• BRIEF:
In your copy, leave out the pictures; write out all the data exactly.

**** SUPPLIED MATERIAL ****

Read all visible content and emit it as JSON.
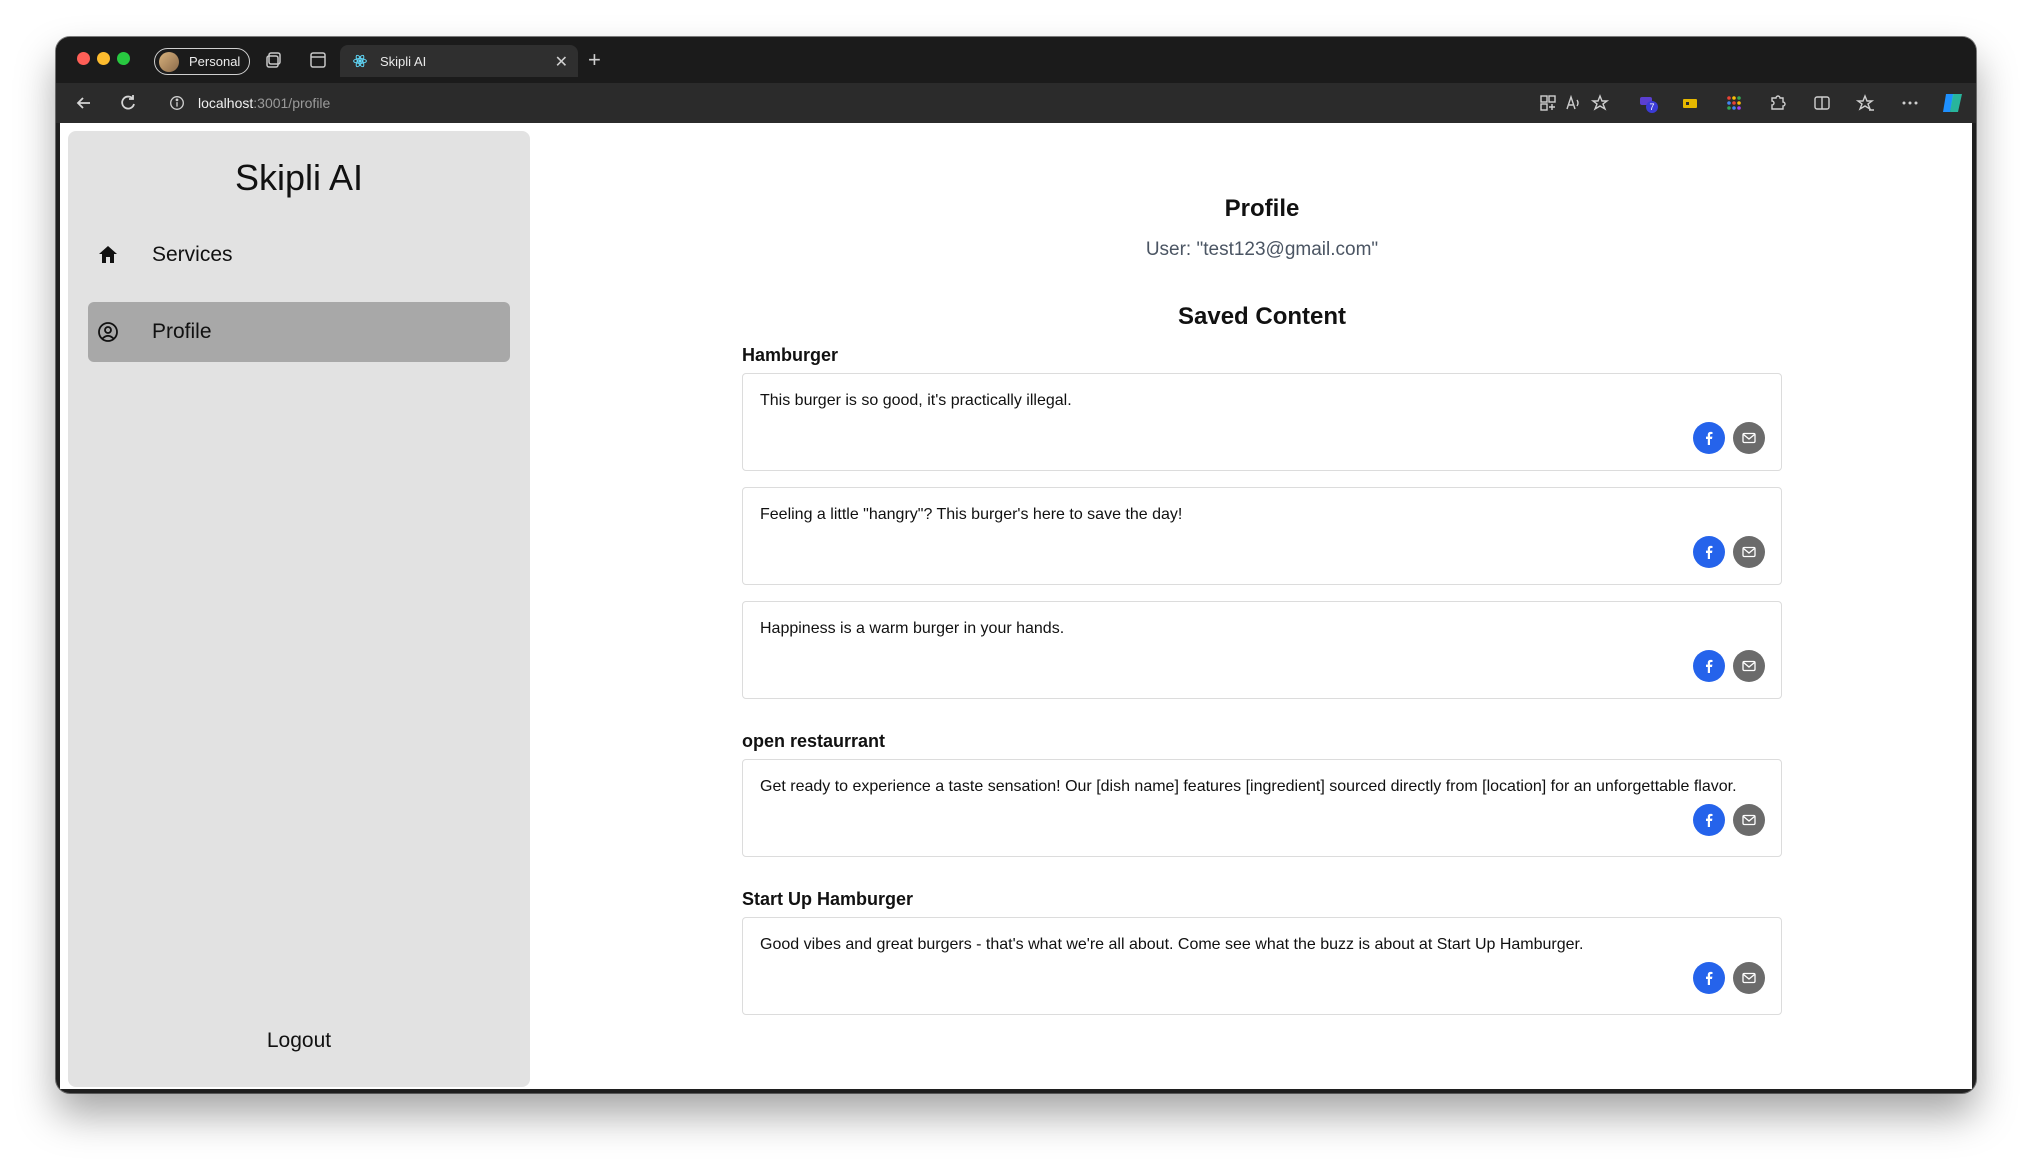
{
  "browser": {
    "profile_label": "Personal",
    "tab_title": "Skipli AI",
    "url_host": "localhost",
    "url_path": ":3001/profile",
    "extension_badge": "7"
  },
  "sidebar": {
    "brand": "Skipli AI",
    "items": [
      {
        "label": "Services",
        "icon": "home-icon"
      },
      {
        "label": "Profile",
        "icon": "user-circle-icon",
        "active": true
      }
    ],
    "logout_label": "Logout"
  },
  "main": {
    "title": "Profile",
    "user_line": "User: \"test123@gmail.com\"",
    "saved_title": "Saved Content",
    "groups": [
      {
        "title": "Hamburger",
        "items": [
          "This burger is so good, it's practically illegal.",
          "Feeling a little \"hangry\"? This burger's here to save the day!",
          "Happiness is a warm burger in your hands."
        ]
      },
      {
        "title": "open restaurrant",
        "items": [
          "Get ready to experience a taste sensation! Our [dish name] features [ingredient] sourced directly from [location] for an unforgettable flavor."
        ]
      },
      {
        "title": "Start Up Hamburger",
        "items": [
          "Good vibes and great burgers - that's what we're all about. Come see what the buzz is about at Start Up Hamburger."
        ]
      }
    ]
  },
  "colors": {
    "facebook_button": "#2563eb",
    "email_button": "#6b6b6b",
    "sidebar_bg": "#e2e2e2",
    "active_item_bg": "#a8a8a8"
  }
}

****

• YOUR RESPONSE:
Read all visible content and emit it as JSON.
{
  "browser": {
    "profile_label": "Personal",
    "tab_title": "Skipli AI",
    "url_host": "localhost",
    "url_path": ":3001/profile",
    "extension_badge": "7"
  },
  "sidebar": {
    "brand": "Skipli AI",
    "items": [
      {
        "label": "Services",
        "icon": "home-icon"
      },
      {
        "label": "Profile",
        "icon": "user-circle-icon",
        "active": true
      }
    ],
    "logout_label": "Logout"
  },
  "main": {
    "title": "Profile",
    "user_line": "User: \"test123@gmail.com\"",
    "saved_title": "Saved Content",
    "groups": [
      {
        "title": "Hamburger",
        "items": [
          "This burger is so good, it's practically illegal.",
          "Feeling a little \"hangry\"? This burger's here to save the day!",
          "Happiness is a warm burger in your hands."
        ]
      },
      {
        "title": "open restaurrant",
        "items": [
          "Get ready to experience a taste sensation! Our [dish name] features [ingredient] sourced directly from [location] for an unforgettable flavor."
        ]
      },
      {
        "title": "Start Up Hamburger",
        "items": [
          "Good vibes and great burgers - that's what we're all about. Come see what the buzz is about at Start Up Hamburger."
        ]
      }
    ]
  },
  "colors": {
    "facebook_button": "#2563eb",
    "email_button": "#6b6b6b",
    "sidebar_bg": "#e2e2e2",
    "active_item_bg": "#a8a8a8"
  }
}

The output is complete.